Multiple global crises and heightened concerns about the social and environmental consequences of economic growth and liberalization have reignited interest in alternative production and consumption patterns, and ways of organizing enterprise activities. In recent years, considerable attention has focused on Social and Solidarity Economy (SSE). The term is increasingly used to refer to organizations and enterprises engaged in the production and exchange of goods and services, which are autonomous from the state and are guided by objectives and norms that prioritize social well-being, cooperation and solidarity. They include, for example, cooperatives and other social enterprises, mutual associations, women’s self-help groups, unions of informal economy workers, fair trade networks, and solidarity finance schemes.
Are we seeing in SSE the foundations of a new economy that not only significantly reduces the scope for negative social and environmental externalities associated with conventional for-profit enterprise, but also fosters equitable patterns of resource and surplus distribution and promotes social, cultural and power relations that can be considered democratic, empowering and emancipatory? As SSE expands, the organizations and enterprises involved often become more immersed in relations with markets and state institutions. How do such relations affect SSE? What forms of collective action and participation can ensure that closer interaction with both states and markets can facilitate, rather than undermine, SSE and its core values?
This paper examines these questions. It synthesizes the insights and findings of some 70 papers and think pieces prepared under the research project on Potential and Limits of Social and Solidarity Economy organized by the United Nations Research Institute for Social Development (UNRISD). Part I appraises the potential and limits of SSE as a means of addressing some of the major development challenges currently facing both people and the planet. It identifies various benefits of collective action and economic activities grounded in ethical values and active citizenship. It cautions, however, against romanticized notions of SSE that fail to examine numerous constraints and trade-offs that affect the expansion and reproduction. It goes on to identify a variety of pressures and dilemmas that confront SSE as it scales up and interacts with states and markets. Part II considers the key issue of how finance affects SSE, the potential of solidarity finance schemes and the issues that arise when scaling up. Part III examines the increasing role of the state in enabling SSE via public policy, law, development and social programmes, local government and supranational initiatives. It also considers different approaches adopted by governments, variations in outcomes and the ongoing challenges associated with the role of the state in enabling SSE. Whether or not state policy and interventions support SSE, and whether or not SSE organizations and enterprises can survive and thrive in the marketplace, depends crucially on the nature of collective action among the producers, consumers and citizens involved and forms of participation, claims making and bargaining. These aspects are examined in Part IV. A concluding section sums up some of the main findings and reflects on future prospects for scaling up and enabling SSE.

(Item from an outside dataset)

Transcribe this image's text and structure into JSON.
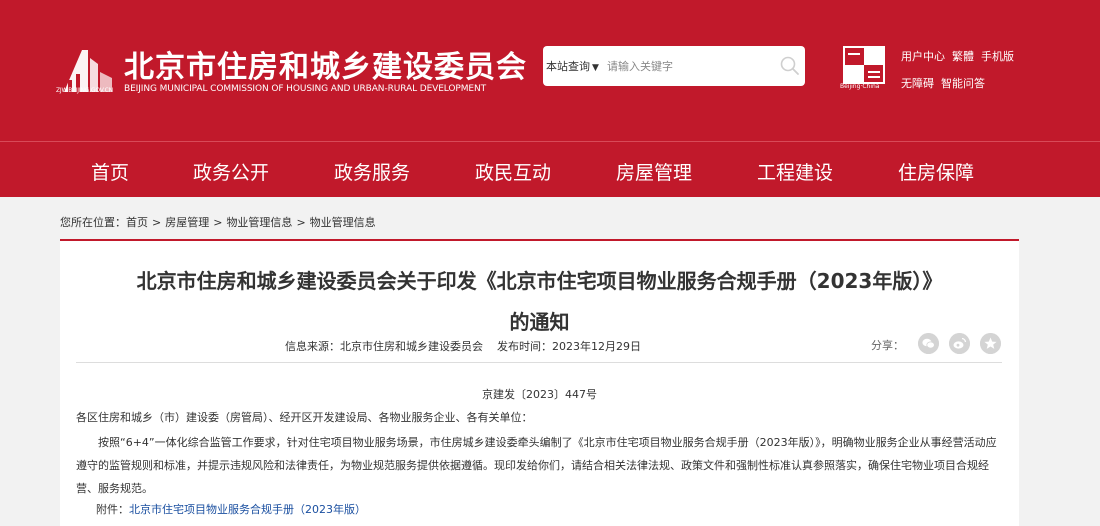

This review of the potential, limits and challenges associated with SSE suggests that policy makers and the international development community at large need to pay far more attention to ways and means of enabling SSE. This is particularly apparent in the current contexts of heightened risk and vulnerability associated with economic and food crises and climate change. it is imperative that organizational and enterprise models that are by their very essence integrative (in terms of simultaneously pursuing explicit economic, social and often environmental and empowerment objectives) receive the recognition and priority they deserve in national and international knowledge and policy circles concerned with development issues. This is particularly relevant now that the international development community is repositioning the notion of integrated approaches to development at the core of development thinking and policy making, and crafting a post-2015 development agenda centred on sustainable development goals (SDGs).
But meaningful policy change requires a reconfiguration of social and political forces, coalitions and alliances as well as democratic governance arrangements that enable effective participation of intended beneficiaries and their advocates. For these reasons, this paper emphasizes: (i) the importance of co-construction in policy design, implementation and review; (ii) issues of not only economic, but also political, empowerment through collective organization and mobilization of SSE constituents; (iii) federated structures and networks that connect SSE organizations across multiple scales; and (iv) broad-based coalitions between SSE entities, civil society organizations, social movements and political parties. Such developments are important not only for ensuring that local and national governments and legislators position SSE more centrally on the policy agenda, but also that the structural rules of the game or development strategies begin to change in ways that work for rather than against social and environmental justice.
is Research Coordinator at the United Nations Research Institute for Social Development (UNRISD) in Geneva. From September 2014, he will be International Coordinator, Center for Social Economy (CES), based in Managua, Nicaragua. At the time of writing, Nadine van Dijk
was Research Consultant at UNRISD. Marie-Adélaïde Matheï
is Research Analyst at UNRISD.